▶ [Your objective]:
Reproduce the listing below character for character; drop every image.
==== Extracted entries
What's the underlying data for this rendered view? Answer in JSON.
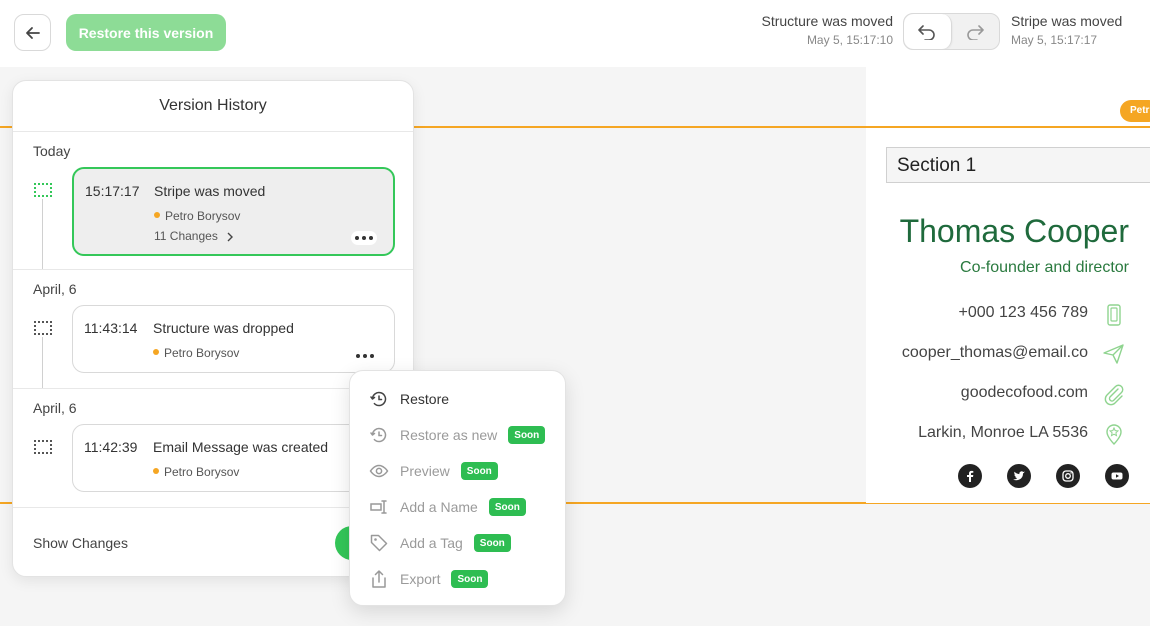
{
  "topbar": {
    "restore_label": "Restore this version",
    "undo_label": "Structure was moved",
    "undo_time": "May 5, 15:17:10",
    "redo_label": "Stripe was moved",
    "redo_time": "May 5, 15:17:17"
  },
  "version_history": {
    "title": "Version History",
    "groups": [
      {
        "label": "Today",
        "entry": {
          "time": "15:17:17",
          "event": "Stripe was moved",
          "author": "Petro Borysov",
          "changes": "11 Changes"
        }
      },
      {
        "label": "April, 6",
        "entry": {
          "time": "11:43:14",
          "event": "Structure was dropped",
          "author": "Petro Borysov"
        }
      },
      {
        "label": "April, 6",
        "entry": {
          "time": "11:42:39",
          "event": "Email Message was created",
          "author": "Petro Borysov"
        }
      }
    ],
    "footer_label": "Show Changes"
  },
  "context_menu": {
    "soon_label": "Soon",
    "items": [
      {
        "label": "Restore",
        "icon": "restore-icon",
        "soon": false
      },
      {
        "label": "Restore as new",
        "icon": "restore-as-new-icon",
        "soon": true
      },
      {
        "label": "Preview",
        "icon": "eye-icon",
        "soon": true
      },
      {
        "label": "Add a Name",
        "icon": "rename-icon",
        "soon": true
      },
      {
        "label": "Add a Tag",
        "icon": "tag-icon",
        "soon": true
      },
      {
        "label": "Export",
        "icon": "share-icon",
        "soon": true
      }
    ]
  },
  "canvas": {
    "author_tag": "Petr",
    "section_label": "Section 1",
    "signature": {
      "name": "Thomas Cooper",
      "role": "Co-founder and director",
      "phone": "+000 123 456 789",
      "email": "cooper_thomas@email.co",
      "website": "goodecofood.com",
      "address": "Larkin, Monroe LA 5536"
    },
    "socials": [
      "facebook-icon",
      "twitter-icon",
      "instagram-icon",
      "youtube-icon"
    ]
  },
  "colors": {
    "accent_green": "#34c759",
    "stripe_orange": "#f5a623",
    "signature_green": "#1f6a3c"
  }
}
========
▶ [Exercise answer]:
What's the underlying data for this rendered view? Answer in JSON.
{
  "topbar": {
    "restore_label": "Restore this version",
    "undo_label": "Structure was moved",
    "undo_time": "May 5, 15:17:10",
    "redo_label": "Stripe was moved",
    "redo_time": "May 5, 15:17:17"
  },
  "version_history": {
    "title": "Version History",
    "groups": [
      {
        "label": "Today",
        "entry": {
          "time": "15:17:17",
          "event": "Stripe was moved",
          "author": "Petro Borysov",
          "changes": "11 Changes"
        }
      },
      {
        "label": "April, 6",
        "entry": {
          "time": "11:43:14",
          "event": "Structure was dropped",
          "author": "Petro Borysov"
        }
      },
      {
        "label": "April, 6",
        "entry": {
          "time": "11:42:39",
          "event": "Email Message was created",
          "author": "Petro Borysov"
        }
      }
    ],
    "footer_label": "Show Changes"
  },
  "context_menu": {
    "soon_label": "Soon",
    "items": [
      {
        "label": "Restore",
        "icon": "restore-icon",
        "soon": false
      },
      {
        "label": "Restore as new",
        "icon": "restore-as-new-icon",
        "soon": true
      },
      {
        "label": "Preview",
        "icon": "eye-icon",
        "soon": true
      },
      {
        "label": "Add a Name",
        "icon": "rename-icon",
        "soon": true
      },
      {
        "label": "Add a Tag",
        "icon": "tag-icon",
        "soon": true
      },
      {
        "label": "Export",
        "icon": "share-icon",
        "soon": true
      }
    ]
  },
  "canvas": {
    "author_tag": "Petr",
    "section_label": "Section 1",
    "signature": {
      "name": "Thomas Cooper",
      "role": "Co-founder and director",
      "phone": "+000 123 456 789",
      "email": "cooper_thomas@email.co",
      "website": "goodecofood.com",
      "address": "Larkin, Monroe LA 5536"
    },
    "socials": [
      "facebook-icon",
      "twitter-icon",
      "instagram-icon",
      "youtube-icon"
    ]
  },
  "colors": {
    "accent_green": "#34c759",
    "stripe_orange": "#f5a623",
    "signature_green": "#1f6a3c"
  }
}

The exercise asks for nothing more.